- Ordinarily, the costs that you incur in obtaining legal advice and representation are not recoverable in cases that are allocated to the Small Claims Track – only very limited costs are recoverable. This is so whether you win or lose. The practical effect of this is that it can be uneconomic to instruct us to act for you in a matter which is (or is likely to be) allocated to the Small Claims Track.
- In some types of claim, the amount of costs you can recover is pre-fixed. Examples include residential possession proceedings and debt claims which are not defended. Again, where your costs recovery is limited in this way, you will still be liable to pay us all our charges and disbursements.
Liability of Non-parties
- In exceptional cases, costs orders can be made against people who are not parties to the litigation. This is relevant to both the winner and the loser. If the winner finds that the loser cannot pay, there still might be circumstances justifying an award of costs against someone else altogether. This is possible where the non-party not only funds the proceedings, but substantially also controls or at any rate is to benefit from them.
- On occasions, costs may be assessed after a particular application in litigation as opposed to after a trial (this is called summary assessment of costs). It is a rough and ready assessment which results in an order for an amount of costs to be paid within 14 days. This can happen even if you are the ultimately successful party in the overall litigation.

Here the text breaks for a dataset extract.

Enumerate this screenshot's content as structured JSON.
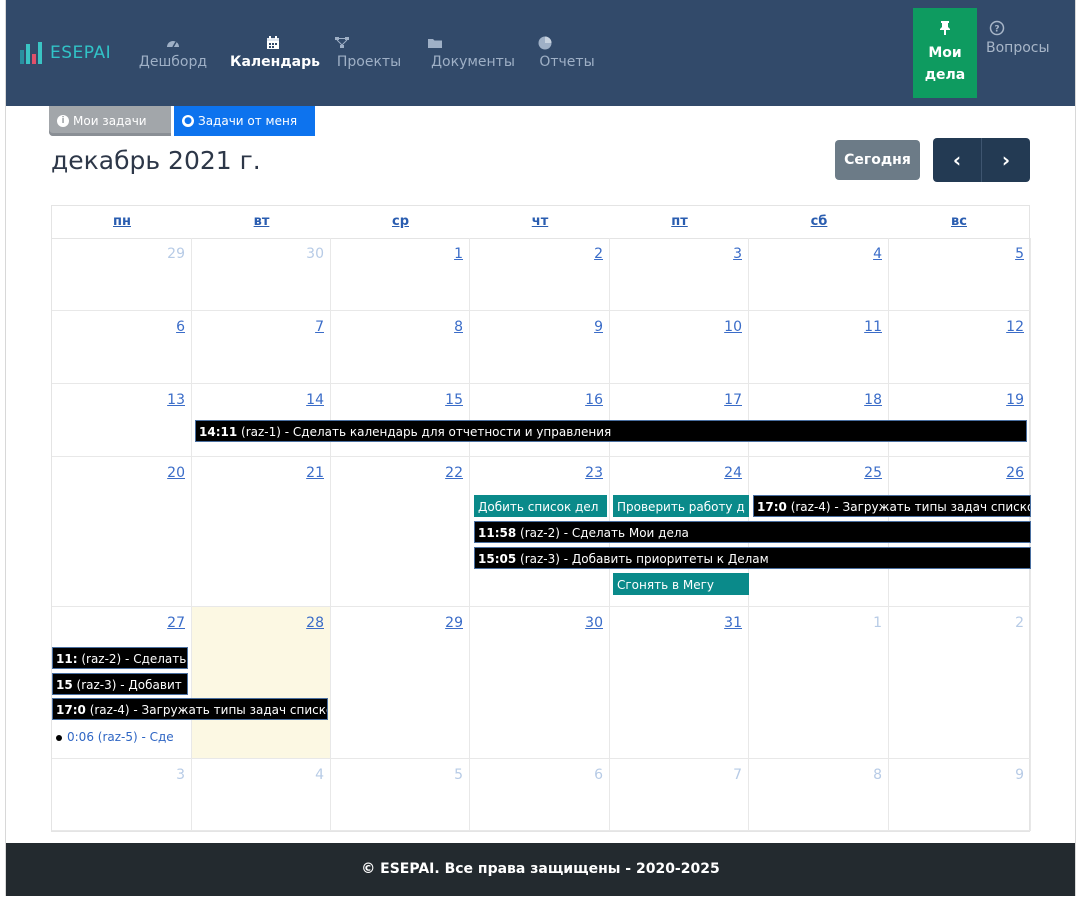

- The assessment of costs after the conclusion of the litigation is a longer, more formal, process and can take months to conclude.
Recovery from the party liable
- Even if you are successful in the litigation and obtain a costs order against your opponent, there is no guarantee that your opponent will be able, or willing, to pay the costs. If this is the case, then the costs award can be treated like any other monetary judgment and enforced. However, again, this is no guarantee of payment. As before, you must still pay us when we invoice you.
LEGAL EXPENSES INSURANCE
(i) Before the Event Insurance (“BTE”)
Before the event insurance is taken out by those wishing to protect themselves against potential litigation costs that could be incurred following an insured event. These costs generally include fees of solicitors, barristers and expert witnesses, court fees, and any legal costs awarded to the other side. It is often sold as part of a house or auto insurance policy and is also sometimes offered as a benefit to members of a trade union or association.
Please confirm whether you have a BTE insurance cover, for example do you have any home credit card or motor insurance which would cover the cost of the legal fees in respect of this matter. Alternatively, please confirm whether you are a member of a trade union and whether they provide any legal expenses insurance.
(ii) After the Event Insurance (“ATE”)
After event insurance is taken out after an event such as an accident which has caused damage to insure the policy holder for disbursements, as well as any costs should they lose their case.
We are under an obligation to inform you that you may seek to take out ATE which may protect you from your opponent’s costs if your litigation proves to be unsuccessful. However, we are not authorised by the Financial Conduct Authority and are not able to undertake insurance mediation activities on your behalf.
If you would like to know more about this topic or our other legal services, please contact William Angas: email@example.com
36-48 Queen Street
West Sussex RH13 5AD
Tel: 01403 831266
Fax: 01403 262444